Flow­ers for the hot and dry

Wangaratta Chronicle - North East Regional Extra - - NEWS - with He­len van Riet

IT’S been an ex­cep­tion­ally dry win­ter. The long-term fore­cast is for a dry sum­mer into au­tumn. Some Indige­nous plants will pro­vide a re­ward­ing dis­play of colour and fresh­ness, even in such chal­leng­ing times. Com­mon ev­er­last­ing daisies are a main­stay filler that cope ex­tremely well with hot dry con­di­tions. At­trac­tive ei­ther as bed­ding plants or as un­der­storey fillers, Chrysocephalum apic­u­la­tum and C. semi­pap­po­sum are win­ners. They thrive in full sun to part shade. What’s in a name? “Chrysocephalum” is from Greek, chryso = golden and cephalus = headed. “Apic­u­la­tum” is from Latin mean­ing ‘end­ing abruptly in a short point’, re­fer­ring to the leaves. “Semi­pap­po­sum” is also from Latin. Semi = half and pap­pos = downy or fluffy, re­fer­ring to the in­di­vid­ual flow­ers be­ing white for two-thirds of their length. Four dis­tinct sub-species oc­cur in Vic­to­ria. In­ter­me­di­ate forms between C. semi­pap­po­sum and C. apic­u­la­tum ex­ist, and there are ex­treme forms of both species. Th­ese grey-leaved multi-headed daisies oc­cur through­out Aus­tralia. They may be com­mon, but they are also very beau­ti­ful. The com­bi­na­tion of grey leaves and bright yel­low flower heads is bril­liant and they thrive in cul­ti­va­tion. C. apic­u­la­tum is a dwarf, spread­ing, bed­ding plant. It flow­ers pro­fusely and al­most con­tin­u­ously for most of the year. It can be re­freshed by cut­ting back spent flower heads and will burst back with re­newed vigour with more clus­ters of golden blooms. C. semi­pap­po­sum is a sprawl­ing plant up to 40cm high and 60 cm wide. It is easy-care – need­ing only a heavy prune back to al­most ground level at the end of the flow­er­ing sea­son. From time to time, seedlings may pop up in the gar­den. They may turn out to be ei­ther short, tall or in between. You can take your chances on whether they will be short, tall or in between and just ‘wait and see’. Al­ter­na­tively, to en­sure that you get a par­tic­u­lar form, take cut­tings of firm young growth. They will strike eas­ily and quickly.

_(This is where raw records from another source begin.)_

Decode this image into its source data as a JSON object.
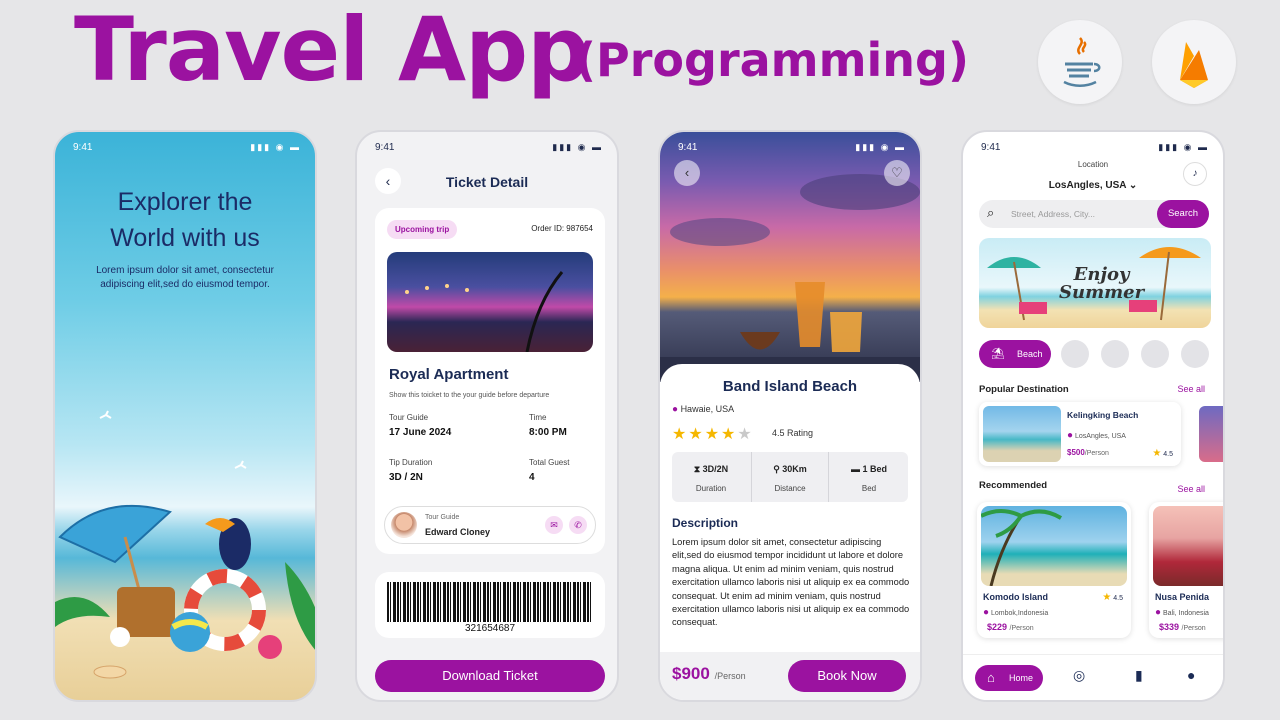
{
  "headline": {
    "title": "Travel App",
    "subtitle": "(Programming)",
    "badge_icons": [
      "java-icon",
      "firebase-icon"
    ]
  },
  "status": {
    "time": "9:41",
    "icons": "▮▮▮ ◉ ▬"
  },
  "onboarding": {
    "title_line1": "Explorer the",
    "title_line2": "World with us",
    "text": "Lorem ipsum dolor sit amet, consectetur adipiscing elit,sed do eiusmod tempor."
  },
  "ticket": {
    "back": "‹",
    "title": "Ticket Detail",
    "badge": "Upcoming trip",
    "order_id": "Order ID: 987654",
    "place": "Royal Apartment",
    "note": "Show this toicket to the your guide before departure",
    "tour_guide_label": "Tour Guide",
    "tour_guide_date": "17 June 2024",
    "time_label": "Time",
    "time_value": "8:00 PM",
    "duration_label": "Tip Duration",
    "duration_value": "3D / 2N",
    "guest_label": "Total Guest",
    "guest_value": "4",
    "guide_label": "Tour Guide",
    "guide_name": "Edward Cloney",
    "barcode_number": "321654687",
    "download": "Download Ticket"
  },
  "detail": {
    "back": "‹",
    "fav": "♡",
    "name": "Band Island Beach",
    "location": "Hawaie, USA",
    "rating_text": "4.5 Rating",
    "stars_filled": 4,
    "stars_total": 5,
    "stats": [
      {
        "value": "3D/2N",
        "label": "Duration",
        "icon": "hourglass-icon"
      },
      {
        "value": "30Km",
        "label": "Distance",
        "icon": "route-icon"
      },
      {
        "value": "1 Bed",
        "label": "Bed",
        "icon": "bed-icon"
      }
    ],
    "desc_title": "Description",
    "desc_text": "Lorem ipsum dolor sit amet, consectetur adipiscing elit,sed do eiusmod tempor incididunt ut labore et dolore magna aliqua. Ut enim ad minim veniam, quis nostrud exercitation ullamco laboris nisi ut aliquip ex ea commodo consequat. Ut enim ad minim veniam, quis nostrud exercitation ullamco laboris nisi ut aliquip ex ea commodo consequat.",
    "price": "$900",
    "per": "/Person",
    "book": "Book Now"
  },
  "home": {
    "location_label": "Location",
    "location_value": "LosAngles, USA ⌄",
    "search_placeholder": "Street, Address, City...",
    "search_button": "Search",
    "banner_line1": "Enjoy",
    "banner_line2": "Summer",
    "category_active": "Beach",
    "popular_title": "Popular Destination",
    "see_all": "See all",
    "popular": {
      "name": "Kelingking Beach",
      "location": "LosAngles, USA",
      "price": "$500",
      "per": "/Person",
      "rating": "4.5"
    },
    "recommended_title": "Recommended",
    "recommended": [
      {
        "name": "Komodo Island",
        "location": "Lombok,Indonesia",
        "price": "$229",
        "per": "/Person",
        "rating": "4.5"
      },
      {
        "name": "Nusa Penida",
        "location": "Bali, Indonesia",
        "price": "$339",
        "per": "/Person"
      }
    ],
    "nav": {
      "home": "Home"
    }
  },
  "colors": {
    "brand": "#9b12a0",
    "navy": "#1b2b55",
    "star": "#f5b700",
    "background": "#e6e6e8"
  }
}
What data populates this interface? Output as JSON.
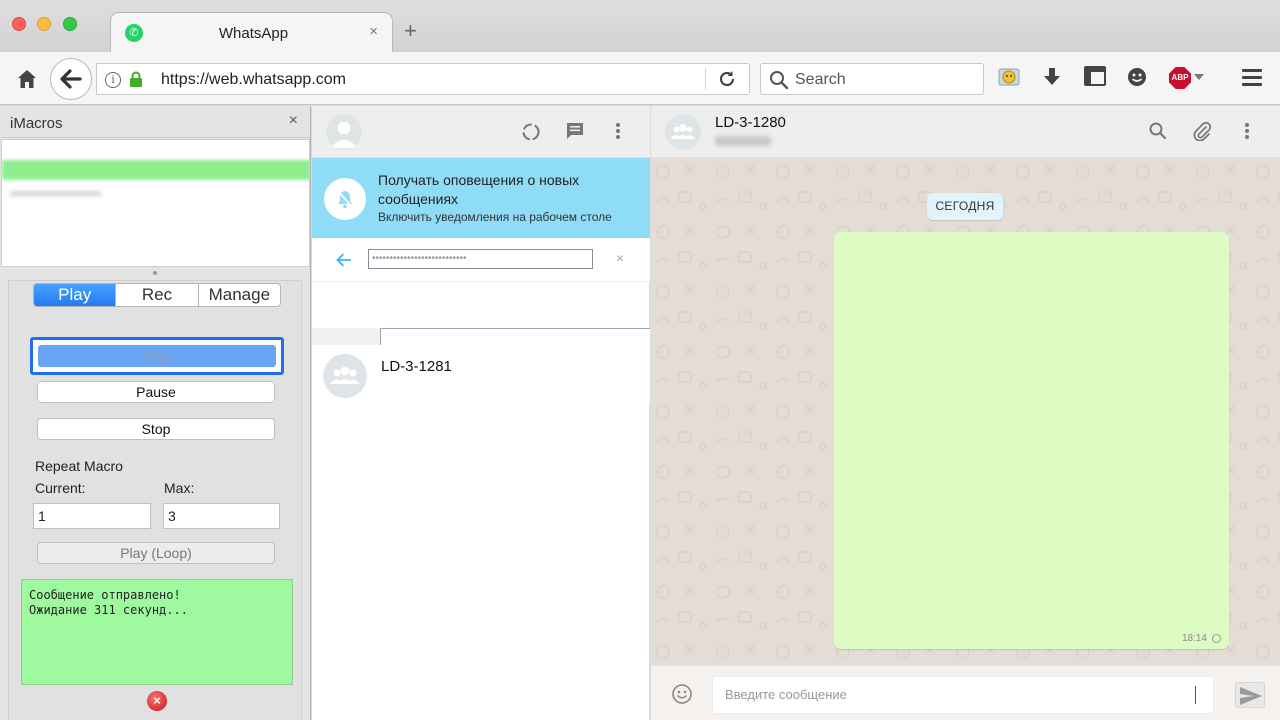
{
  "browser": {
    "tab_title": "WhatsApp",
    "tab_close": "×",
    "new_tab": "+",
    "url": "https://web.whatsapp.com",
    "search_placeholder": "Search"
  },
  "imacros": {
    "title": "iMacros",
    "close": "×",
    "tabs": [
      {
        "label": "Play",
        "active": true
      },
      {
        "label": "Rec",
        "active": false
      },
      {
        "label": "Manage",
        "active": false
      }
    ],
    "buttons": {
      "play": "Play",
      "pause": "Pause",
      "stop": "Stop",
      "play_loop": "Play (Loop)"
    },
    "repeat_label": "Repeat Macro",
    "current_label": "Current:",
    "max_label": "Max:",
    "current_value": "1",
    "max_value": "3",
    "status_line1": "Сообщение отправлено!",
    "status_line2": "Ожидание 311 секунд..."
  },
  "chatlist": {
    "notify_title": "Получать оповещения о новых сообщениях",
    "notify_sub": "Включить уведомления на рабочем столе",
    "search_clear": "×",
    "chats": [
      {
        "name": "LD-3-1281"
      }
    ]
  },
  "conversation": {
    "name": "LD-3-1280",
    "date_chip": "СЕГОДНЯ",
    "message_time": "18:14",
    "input_placeholder": "Введите сообщение"
  },
  "colors": {
    "notify_bg": "#8fdcf7",
    "bubble_bg": "#dcfcc4",
    "status_bg": "#9ff99f",
    "accent_blue": "#1f7cf2"
  }
}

◆ VI­BRANT: Com­mon Ev­er­last­ing - Chyr­socephalum apic­u­la­tum - dwarf, spread­ing form.

Newspapers in English

Newspapers from Australia

© PressReader. All rights reserved.